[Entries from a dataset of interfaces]
┌──

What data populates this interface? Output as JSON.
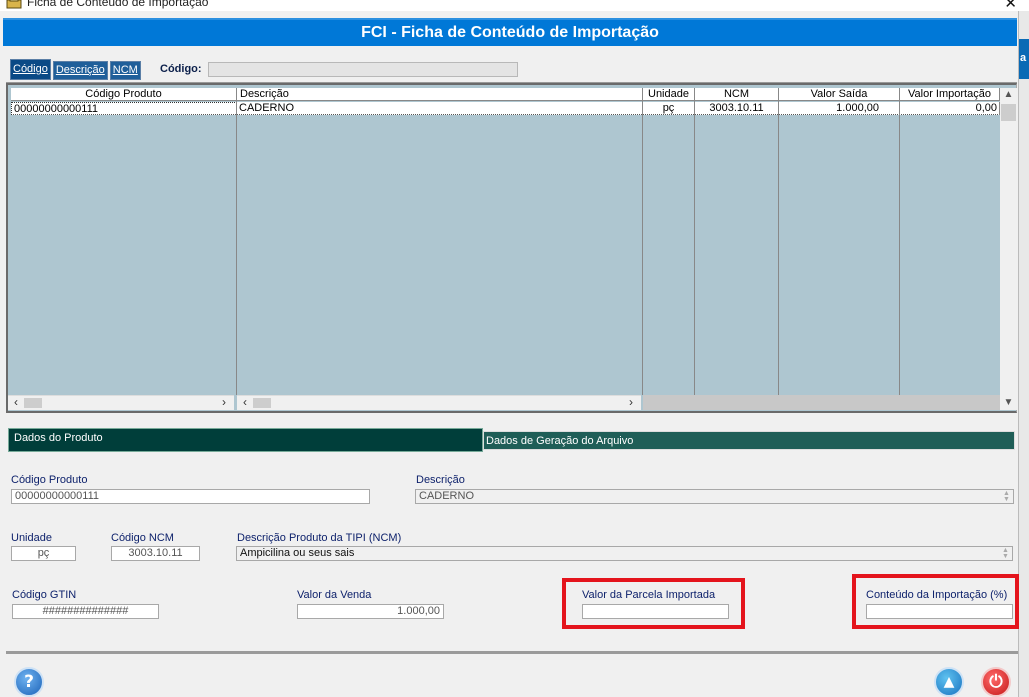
{
  "window": {
    "title": "Ficha de Conteúdo de Importação",
    "close_glyph": "✕"
  },
  "behind": {
    "fragment": "a"
  },
  "header": {
    "title": "FCI - Ficha de Conteúdo de Importação"
  },
  "search": {
    "tabs": [
      "Código",
      "Descrição",
      "NCM"
    ],
    "active_tab": "Código",
    "label": "Código:",
    "value": ""
  },
  "grid": {
    "columns": [
      "Código Produto",
      "Descrição",
      "Unidade",
      "NCM",
      "Valor Saída",
      "Valor Importação"
    ],
    "rows": [
      [
        "00000000000111",
        "CADERNO",
        "pç",
        "3003.10.11",
        "1.000,00",
        "0,00"
      ]
    ]
  },
  "sections": {
    "tab1": "Dados do Produto",
    "tab2": "Dados de Geração do Arquivo"
  },
  "form": {
    "codigo_produto": {
      "label": "Código Produto",
      "value": "00000000000111"
    },
    "descricao": {
      "label": "Descrição",
      "value": "CADERNO"
    },
    "unidade": {
      "label": "Unidade",
      "value": "pç"
    },
    "codigo_ncm": {
      "label": "Código NCM",
      "value": "3003.10.11"
    },
    "descricao_tipi": {
      "label": "Descrição Produto da TIPI (NCM)",
      "value": "Ampicilina ou seus sais"
    },
    "codigo_gtin": {
      "label": "Código GTIN",
      "value": "##############"
    },
    "valor_venda": {
      "label": "Valor da Venda",
      "value": "1.000,00"
    },
    "valor_parcela": {
      "label": "Valor da Parcela Importada",
      "value": ""
    },
    "conteudo_importacao": {
      "label": "Conteúdo da Importação (%)",
      "value": ""
    }
  },
  "buttons": {
    "help": "?",
    "up": "▲",
    "power": "⏻"
  },
  "icons": {
    "app": "app-icon",
    "help": "help-icon",
    "up": "up-arrow-icon",
    "power": "power-icon"
  },
  "colors": {
    "header": "#0078d7",
    "section_active": "#003e3a",
    "highlight": "#e4141c"
  }
}
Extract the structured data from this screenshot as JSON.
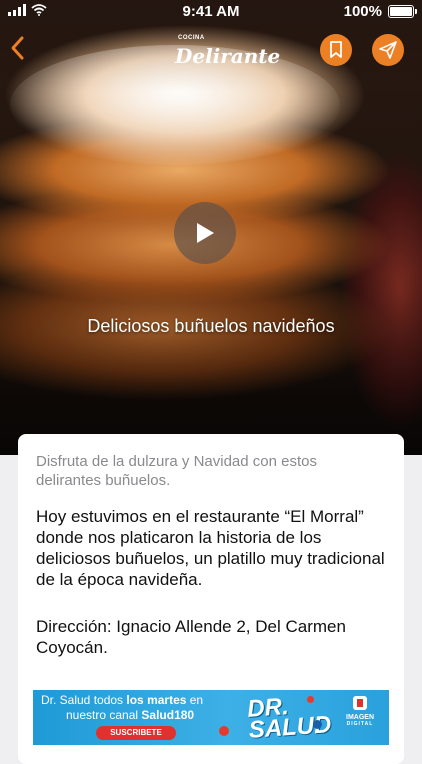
{
  "status_bar": {
    "time": "9:41 AM",
    "battery": "100%"
  },
  "header": {
    "logo_small": "COCINA",
    "logo_big": "Delirante",
    "icons": [
      "back-chevron-icon",
      "bookmark-icon",
      "send-icon"
    ]
  },
  "hero": {
    "title": "Deliciosos buñuelos navideños",
    "play_icon": "play-icon"
  },
  "article": {
    "subtitle": "Disfruta de la dulzura y Navidad con estos delirantes buñuelos.",
    "body": "Hoy estuvimos en el restaurante “El Morral” donde nos platicaron la historia de los deliciosos buñuelos, un platillo muy tradicional de la época navideña.",
    "address": "Dirección: Ignacio Allende 2, Del Carmen Coyocán."
  },
  "banner": {
    "line1_prefix": "Dr. Salud todos ",
    "line1_bold": "los martes",
    "line1_suffix": " en",
    "line2_prefix": "nuestro canal ",
    "line2_bold": "Salud180",
    "cta": "SUSCRIBETE",
    "brand_line1": "DR.",
    "brand_line2": "SALUD",
    "network": "IMAGEN",
    "network_sub": "DIGITAL"
  },
  "colors": {
    "accent": "#ec8024",
    "banner_blue": "#2aa1dc",
    "banner_red": "#e0312f"
  }
}
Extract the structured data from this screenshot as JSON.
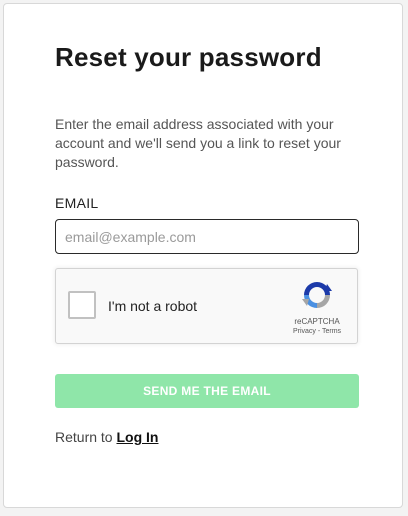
{
  "title": "Reset your password",
  "description": "Enter the email address associated with your account and we'll send you a link to reset your password.",
  "email": {
    "label": "EMAIL",
    "placeholder": "email@example.com",
    "value": ""
  },
  "captcha": {
    "label": "I'm not a robot",
    "brand": "reCAPTCHA",
    "privacy": "Privacy",
    "separator": " - ",
    "terms": "Terms",
    "icon": "recaptcha-logo-icon",
    "checked": false
  },
  "submit": {
    "label": "SEND ME THE EMAIL",
    "color": "#8fe6a9"
  },
  "footer": {
    "prefix": "Return to ",
    "login_label": "Log In"
  }
}
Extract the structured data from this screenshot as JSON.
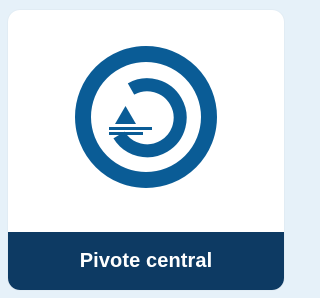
{
  "card": {
    "label": "Pivote central",
    "icon": "center-pivot-irrigation-icon"
  },
  "colors": {
    "background": "#e6f1f9",
    "card": "#ffffff",
    "icon": "#0a5c96",
    "label_bar": "#0d3a63",
    "label_text": "#ffffff"
  }
}
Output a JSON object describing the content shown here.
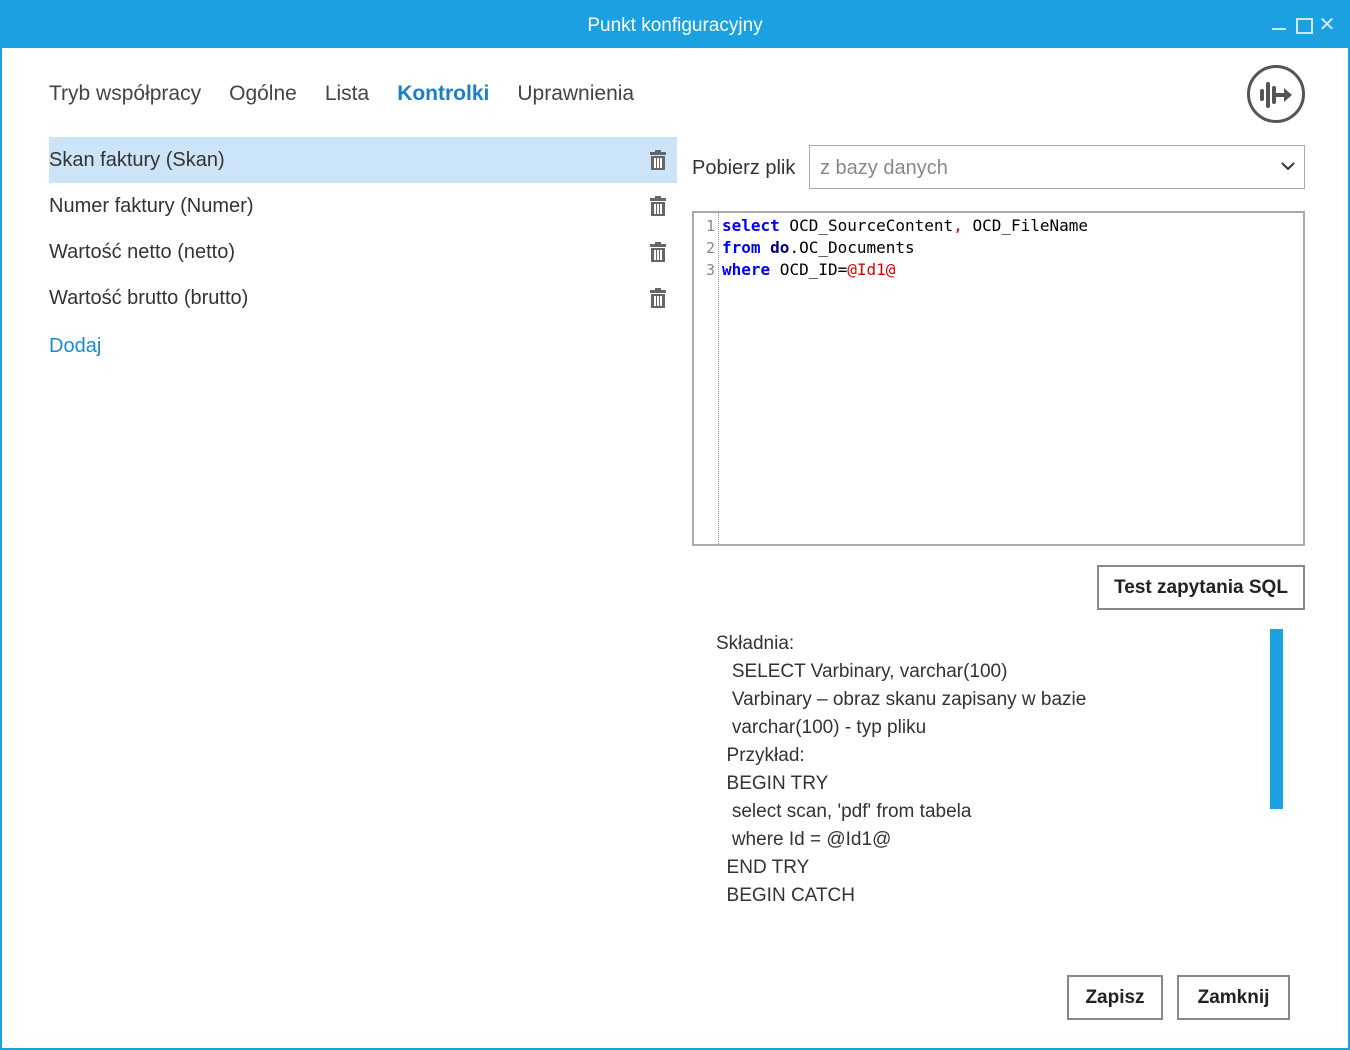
{
  "window": {
    "title": "Punkt konfiguracyjny"
  },
  "tabs": [
    {
      "label": "Tryb współpracy",
      "active": false
    },
    {
      "label": "Ogólne",
      "active": false
    },
    {
      "label": "Lista",
      "active": false
    },
    {
      "label": "Kontrolki",
      "active": true
    },
    {
      "label": "Uprawnienia",
      "active": false
    }
  ],
  "controls": {
    "items": [
      {
        "label": "Skan faktury (Skan)",
        "selected": true
      },
      {
        "label": "Numer faktury (Numer)",
        "selected": false
      },
      {
        "label": "Wartość netto (netto)",
        "selected": false
      },
      {
        "label": "Wartość brutto (brutto)",
        "selected": false
      }
    ],
    "add_label": "Dodaj"
  },
  "fetch": {
    "label": "Pobierz plik",
    "value": "z bazy danych"
  },
  "editor": {
    "line_numbers": [
      "1",
      "2",
      "3"
    ],
    "line1": {
      "kw": "select",
      "rest": " OCD_SourceContent",
      "comma": ",",
      "rest2": " OCD_FileName"
    },
    "line2": {
      "kw": "from",
      "kw2": " do",
      "rest": ".OC_Documents"
    },
    "line3": {
      "kw": "where",
      "rest": " OCD_ID=",
      "var": "@Id1@"
    }
  },
  "test_button": "Test zapytania SQL",
  "syntax_help": [
    "Składnia:",
    "   SELECT Varbinary, varchar(100)",
    "   Varbinary – obraz skanu zapisany w bazie",
    "   varchar(100) - typ pliku",
    "  Przykład:",
    "  BEGIN TRY",
    "   select scan, 'pdf' from tabela",
    "   where Id = @Id1@",
    "  END TRY",
    "  BEGIN CATCH"
  ],
  "footer": {
    "save": "Zapisz",
    "close": "Zamknij"
  },
  "colors": {
    "accent": "#1ba1e2",
    "active_tab": "#1a7fc8",
    "selected_row": "#cce4f7",
    "sql_keyword": "#0000ff",
    "sql_variable": "#e00000"
  }
}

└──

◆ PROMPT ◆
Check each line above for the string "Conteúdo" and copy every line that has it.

◆ EXERCISE ANSWER ◆
    "title": "Ficha de Conteúdo de Importação",
    "title": "FCI - Ficha de Conteúdo de Importação"
      "label": "Conteúdo da Importação (%)",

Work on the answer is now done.